publishing date
type
Contribution to journal
publication status
published
subject
keywords
Avian physiology, Griess reaction, Immunoecology, Nitric oxide, Oxidative stress
in
Behavioral Ecology and Sociobiology
volume
63
issue
6
pages
959 - 966
publisher
Springer
external identifiers
  • scopus:63149191960
ISSN
1432-0762
DOI
10.1007/s00265-009-0710-0
language
English
LU publication?
no
id
f5ecaf53-730d-4494-8a8b-1089ca21ceb6 (old id 3359238)
date added to LUP
2013-01-15 16:28:57
date last changed
2017-10-29 03:30:00
@article{f5ecaf53-730d-4494-8a8b-1089ca21ceb6,
  abstract     = {Nitric oxide (NO) is a multifunctional signalling molecule, acting as a vasodilator, neurotransmitter, and modulator of inflammatory processes. It also participates in killing parasites, virus-infected cells, and tumor cells by formation of peroxynitrite, one of the most important initiators of the free radical damage. Uncontrolled production of NO can lead to nitrosative stress, causing damages to proteins and DNA and cell injury and death. Determination of NO production in animals is potentially informative for description of individual variation in physiological condition, health state, and work load; however, it's potential in ecophysiological research has remained almost totally unexplored. Here, we describe application of a simple, precise, and inexpensive spectrophotometric assay for determination of NO production from 5 to 10 μL plasma samples of passerine birds.
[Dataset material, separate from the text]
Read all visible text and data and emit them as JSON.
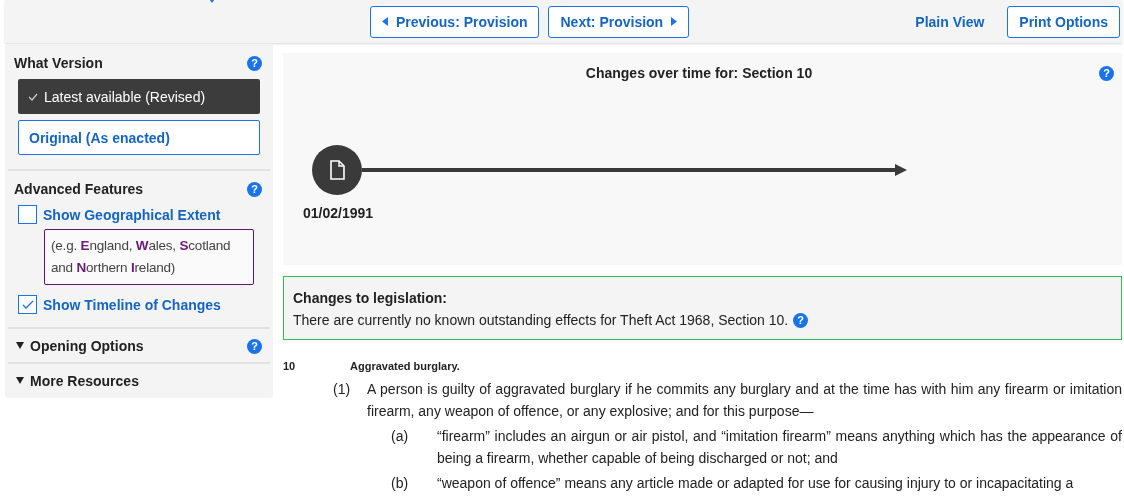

The method is based on estimation of concentrations of nitrate and nitrite-the stable end products of nitric oxide oxidation. The principle of the assay is reduction of nitrate to nitrite by copper-coated cadmium granules, followed by color development with Griess reagent. NO production in captive greenfinches (Carduelis chloris L.) was significantly repeatable over 6-day period (r=0.35). Injection of an inflammatory agent phytohemagglutinin into wing web resulted in 21% higher levels of NO production at the third day after treatment as compared to saline-injected birds. These findings, consistently with further evidence from veterinary and biomedical literature, suggest that measuring NO production appears an efficient and robust tool for monitoring individual condition and assessment of the magnitude of innate immune response, pathogenicity of infections, and physical effort. We propose that this assay, which is easily applicable in field studies, has an excellent potential in ecophysiological research, particularly in the rapidly developing fields of immunoecology and conservation physiology. © 2009 Springer-Verlag.},
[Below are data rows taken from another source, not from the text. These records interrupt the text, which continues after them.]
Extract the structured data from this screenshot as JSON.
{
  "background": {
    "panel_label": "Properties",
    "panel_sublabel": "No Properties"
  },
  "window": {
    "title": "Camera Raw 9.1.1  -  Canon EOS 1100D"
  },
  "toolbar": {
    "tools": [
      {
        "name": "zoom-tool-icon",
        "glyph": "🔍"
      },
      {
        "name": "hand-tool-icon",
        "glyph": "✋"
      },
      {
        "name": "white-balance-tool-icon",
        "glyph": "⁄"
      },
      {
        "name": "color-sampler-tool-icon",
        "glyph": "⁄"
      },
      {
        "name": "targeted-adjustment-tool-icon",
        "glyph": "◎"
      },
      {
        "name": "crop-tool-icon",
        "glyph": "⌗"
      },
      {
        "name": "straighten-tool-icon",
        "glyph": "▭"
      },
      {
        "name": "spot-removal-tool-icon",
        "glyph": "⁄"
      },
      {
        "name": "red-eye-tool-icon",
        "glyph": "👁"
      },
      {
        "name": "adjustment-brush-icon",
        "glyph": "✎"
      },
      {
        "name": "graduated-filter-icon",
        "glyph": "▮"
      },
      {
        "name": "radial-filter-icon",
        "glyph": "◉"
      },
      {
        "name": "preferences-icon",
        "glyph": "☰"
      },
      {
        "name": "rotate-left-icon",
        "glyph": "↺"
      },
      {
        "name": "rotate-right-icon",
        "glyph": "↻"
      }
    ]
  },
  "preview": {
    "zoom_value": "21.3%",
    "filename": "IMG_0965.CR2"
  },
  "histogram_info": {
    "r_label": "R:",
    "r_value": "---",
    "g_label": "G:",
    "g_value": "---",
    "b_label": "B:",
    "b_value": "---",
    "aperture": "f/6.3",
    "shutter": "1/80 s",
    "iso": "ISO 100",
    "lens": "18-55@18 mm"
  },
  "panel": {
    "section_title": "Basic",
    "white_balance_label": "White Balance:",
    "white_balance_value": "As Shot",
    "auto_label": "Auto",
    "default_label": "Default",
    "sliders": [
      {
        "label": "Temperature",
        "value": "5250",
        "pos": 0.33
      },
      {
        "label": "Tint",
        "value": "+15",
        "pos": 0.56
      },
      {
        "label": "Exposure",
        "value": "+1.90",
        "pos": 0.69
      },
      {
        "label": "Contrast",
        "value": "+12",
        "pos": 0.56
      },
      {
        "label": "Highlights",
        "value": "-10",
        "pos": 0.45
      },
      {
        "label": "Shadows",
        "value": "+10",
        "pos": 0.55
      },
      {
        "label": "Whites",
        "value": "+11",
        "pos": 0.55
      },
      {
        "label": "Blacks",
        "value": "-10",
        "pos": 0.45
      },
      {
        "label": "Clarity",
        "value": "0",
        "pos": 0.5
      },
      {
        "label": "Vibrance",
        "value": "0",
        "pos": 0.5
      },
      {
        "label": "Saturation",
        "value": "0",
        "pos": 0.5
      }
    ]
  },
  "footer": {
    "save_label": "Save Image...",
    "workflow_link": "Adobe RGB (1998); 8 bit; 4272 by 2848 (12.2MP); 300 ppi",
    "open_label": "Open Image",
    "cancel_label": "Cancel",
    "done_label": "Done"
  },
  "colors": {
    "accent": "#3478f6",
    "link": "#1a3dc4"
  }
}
  author       = {Sild, Elin and Hõrak, P.},
  issn         = {1432-0762},
  keyword      = {Avian physiology,Griess reaction,Immunoecology,Nitric oxide,Oxidative stress},
  language     = {eng},
  number       = {6},
  pages        = {959--966},
  publisher    = {Springer},
  series       = {Behavioral Ecology and Sociobiology},
  title        = {Nitric oxide production: An easily measurable condition index for vertebrates},
  url          = {http://dx.doi.org/10.1007/s00265-009-0710-0},
  volume       = {63},
  year         = {2009},
}